──────── DATASET ENTRIES ────────

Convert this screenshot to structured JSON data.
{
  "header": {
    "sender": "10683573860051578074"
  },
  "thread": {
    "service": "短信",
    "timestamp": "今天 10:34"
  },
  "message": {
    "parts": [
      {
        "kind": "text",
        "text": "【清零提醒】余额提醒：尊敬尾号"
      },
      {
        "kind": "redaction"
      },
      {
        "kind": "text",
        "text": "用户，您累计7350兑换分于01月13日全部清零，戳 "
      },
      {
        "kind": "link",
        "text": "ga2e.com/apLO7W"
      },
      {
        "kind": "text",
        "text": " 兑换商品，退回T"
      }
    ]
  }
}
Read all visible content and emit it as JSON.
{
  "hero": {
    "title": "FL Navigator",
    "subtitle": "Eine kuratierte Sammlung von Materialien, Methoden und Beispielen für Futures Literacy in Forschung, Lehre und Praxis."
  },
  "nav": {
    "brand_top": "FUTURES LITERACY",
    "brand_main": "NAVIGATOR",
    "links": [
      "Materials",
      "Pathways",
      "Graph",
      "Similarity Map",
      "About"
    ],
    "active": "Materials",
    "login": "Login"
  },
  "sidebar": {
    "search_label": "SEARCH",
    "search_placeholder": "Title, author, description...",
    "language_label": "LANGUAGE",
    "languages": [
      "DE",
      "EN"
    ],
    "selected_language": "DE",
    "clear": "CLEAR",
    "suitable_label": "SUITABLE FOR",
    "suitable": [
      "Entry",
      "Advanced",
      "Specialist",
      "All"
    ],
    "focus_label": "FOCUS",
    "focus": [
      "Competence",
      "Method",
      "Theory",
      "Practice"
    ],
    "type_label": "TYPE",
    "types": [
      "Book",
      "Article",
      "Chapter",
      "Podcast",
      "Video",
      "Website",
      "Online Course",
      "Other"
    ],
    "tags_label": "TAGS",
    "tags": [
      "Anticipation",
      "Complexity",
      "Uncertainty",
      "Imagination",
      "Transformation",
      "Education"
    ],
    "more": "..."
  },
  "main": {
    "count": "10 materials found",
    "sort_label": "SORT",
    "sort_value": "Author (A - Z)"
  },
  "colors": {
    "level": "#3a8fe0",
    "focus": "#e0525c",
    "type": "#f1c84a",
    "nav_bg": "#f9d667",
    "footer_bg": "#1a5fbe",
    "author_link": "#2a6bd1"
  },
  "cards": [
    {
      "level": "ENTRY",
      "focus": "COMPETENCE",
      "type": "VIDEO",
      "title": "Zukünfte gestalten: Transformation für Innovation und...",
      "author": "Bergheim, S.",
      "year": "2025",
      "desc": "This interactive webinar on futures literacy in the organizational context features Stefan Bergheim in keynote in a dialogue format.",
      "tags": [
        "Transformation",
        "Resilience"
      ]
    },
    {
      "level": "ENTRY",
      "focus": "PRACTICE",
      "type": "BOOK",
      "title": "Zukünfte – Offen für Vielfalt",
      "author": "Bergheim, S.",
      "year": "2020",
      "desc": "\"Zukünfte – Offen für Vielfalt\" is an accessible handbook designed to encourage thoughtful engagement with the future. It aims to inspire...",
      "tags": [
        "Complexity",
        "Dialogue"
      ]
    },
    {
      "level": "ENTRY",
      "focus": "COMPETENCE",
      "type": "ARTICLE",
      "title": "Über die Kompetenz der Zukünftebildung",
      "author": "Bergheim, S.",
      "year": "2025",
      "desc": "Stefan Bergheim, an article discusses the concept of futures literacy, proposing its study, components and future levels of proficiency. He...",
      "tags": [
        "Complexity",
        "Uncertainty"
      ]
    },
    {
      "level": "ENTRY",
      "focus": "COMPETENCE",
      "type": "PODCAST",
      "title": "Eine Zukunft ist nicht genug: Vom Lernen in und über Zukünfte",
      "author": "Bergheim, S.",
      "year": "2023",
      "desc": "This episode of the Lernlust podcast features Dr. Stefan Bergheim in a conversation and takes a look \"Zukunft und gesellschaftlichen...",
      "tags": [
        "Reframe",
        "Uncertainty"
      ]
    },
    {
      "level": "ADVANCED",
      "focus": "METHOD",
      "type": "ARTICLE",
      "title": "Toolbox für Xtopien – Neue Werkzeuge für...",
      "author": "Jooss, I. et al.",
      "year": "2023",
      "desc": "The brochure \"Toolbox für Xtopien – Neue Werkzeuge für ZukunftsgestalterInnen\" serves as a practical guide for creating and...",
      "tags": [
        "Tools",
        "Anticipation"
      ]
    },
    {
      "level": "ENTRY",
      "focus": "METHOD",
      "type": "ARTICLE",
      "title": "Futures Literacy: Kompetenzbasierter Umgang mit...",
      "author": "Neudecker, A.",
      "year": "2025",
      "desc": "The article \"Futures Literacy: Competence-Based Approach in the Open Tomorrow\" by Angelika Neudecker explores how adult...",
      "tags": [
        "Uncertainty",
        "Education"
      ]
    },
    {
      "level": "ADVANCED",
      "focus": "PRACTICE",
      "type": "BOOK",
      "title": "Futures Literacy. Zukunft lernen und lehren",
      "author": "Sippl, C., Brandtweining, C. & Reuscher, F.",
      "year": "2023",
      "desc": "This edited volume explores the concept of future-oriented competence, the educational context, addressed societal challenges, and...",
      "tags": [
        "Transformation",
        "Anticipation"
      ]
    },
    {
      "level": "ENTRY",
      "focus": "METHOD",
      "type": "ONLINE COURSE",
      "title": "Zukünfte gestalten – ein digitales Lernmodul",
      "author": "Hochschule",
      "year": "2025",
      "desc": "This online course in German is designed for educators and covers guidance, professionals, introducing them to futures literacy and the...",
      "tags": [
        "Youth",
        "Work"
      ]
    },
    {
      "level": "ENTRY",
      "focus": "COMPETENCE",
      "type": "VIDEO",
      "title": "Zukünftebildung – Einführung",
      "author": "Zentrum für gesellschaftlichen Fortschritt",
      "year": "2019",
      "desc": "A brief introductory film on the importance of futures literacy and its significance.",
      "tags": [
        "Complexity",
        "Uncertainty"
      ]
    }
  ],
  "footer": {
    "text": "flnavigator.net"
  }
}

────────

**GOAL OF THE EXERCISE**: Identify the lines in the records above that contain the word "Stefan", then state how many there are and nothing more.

**SOLUTION**: 3